Terms & Definitions E-1

Easement An interest that one party (Dominant Estate) has to use the property of another (Servient Estate) as in a Right of Way.
Easement Appurtenant The right one property owner (Dominant Estate) has in the property of another (Servient Estate). Passes forward with the land. EXAMPLE: A common driveway or the right of Lot A property owner to cross Lot B to access a lake.
Easement by Necessity Easement created by the courts and required by need. Must have common grantor for dominant and servient estates. EXAMPLE: Right of way to road when property is land-locked.
Easement by Prescription Easement created by open notorious continuous use (20 years in Mass) similar to acquiring title by adverse possession. SQUATTERS RIGHTS.
Easement in Gross An easement that does not pass with the land and has no dominant estate. EXAMPLE: Utility easement.
Economic Forces Those activities in and around a community, that involve business and economic development. Used as a principal and appraisal.
Economic Obsolescence Loss of value due a number of forces outside the property owners control including economic, environmental and social change. A principal used an appraisal.
Elderly Individuals 62 years of age or older, used in condominium conversion law in Mass to set special condo conversion protection.
Emblements Growing crops that are produced annually through labor and industry. Considered personal property even before harvest. Also known as Fructus Industriales.
Eminent Domain The right of the government (Federal, State, or Municipal) to take title to private property for the common good; through a process known as condemnation.
Encroachment When the property of one party intrudes on the property of another. EXAMPLE: A roof or deck overhanging the lot line.
Encumbrance Anything that lessens the value of a parcel of property; including liens and any encroachment.
Equitable Title Interest held by the buyer when a purchase and sale contract has been signed, but prior to transfer of the deed when legal title is obtained.
Equity The value an owner has in property in excess of any mortgages or other liens.
Erosion The gradual decrease to land on a short a riverbank by natural forces.
Estoppel A legal doctrine whereby a person is not allowed to deny a previous statement or act, when an innocent party has relied on that statement or act. EXAMPLE: Incorrect mortgage balance given by a bank.
Estoppel Agent An agency that exists, when a third party has reason to believe that an agency exists, even though a formal principal-agent relationship has not been established.
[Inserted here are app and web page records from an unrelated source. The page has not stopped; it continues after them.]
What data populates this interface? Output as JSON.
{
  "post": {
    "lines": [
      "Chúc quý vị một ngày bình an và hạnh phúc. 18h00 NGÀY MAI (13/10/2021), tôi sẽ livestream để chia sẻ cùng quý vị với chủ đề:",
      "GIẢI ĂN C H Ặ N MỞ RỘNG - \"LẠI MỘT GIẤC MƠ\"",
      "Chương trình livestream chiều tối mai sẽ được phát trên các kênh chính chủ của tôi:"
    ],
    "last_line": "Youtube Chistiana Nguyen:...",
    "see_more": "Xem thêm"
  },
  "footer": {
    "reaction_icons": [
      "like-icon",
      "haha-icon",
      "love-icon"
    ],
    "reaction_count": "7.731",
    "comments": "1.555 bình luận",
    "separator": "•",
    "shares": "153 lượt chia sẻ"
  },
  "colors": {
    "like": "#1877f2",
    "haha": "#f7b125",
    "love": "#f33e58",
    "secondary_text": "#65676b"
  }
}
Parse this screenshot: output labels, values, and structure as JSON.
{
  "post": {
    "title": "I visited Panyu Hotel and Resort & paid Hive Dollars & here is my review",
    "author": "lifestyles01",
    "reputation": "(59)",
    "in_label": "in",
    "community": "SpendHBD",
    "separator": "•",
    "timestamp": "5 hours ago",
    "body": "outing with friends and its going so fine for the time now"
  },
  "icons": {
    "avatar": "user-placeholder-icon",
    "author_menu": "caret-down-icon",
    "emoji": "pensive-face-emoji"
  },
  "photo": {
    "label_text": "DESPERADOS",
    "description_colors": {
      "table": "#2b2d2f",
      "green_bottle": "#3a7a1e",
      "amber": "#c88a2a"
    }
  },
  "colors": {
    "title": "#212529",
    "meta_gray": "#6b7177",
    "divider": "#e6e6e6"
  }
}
Escalation Clause Stipulation in a contract that allows payments to increase based on certain conditions. EXAMPLE: Increase in an interest rate in the event of late payment or default.
Escalated Lease Lease where the payments vary up or down with certain conditions, such as a change in expenses (taxes, insurance, utilities) or late payments.
Escheat Process by which property reverts to the state, when no will or heirs exist or when the property is abandoned.
Escrow Process where money and, or documents are held by a third party for 2 parties in the transaction.
Created by: medct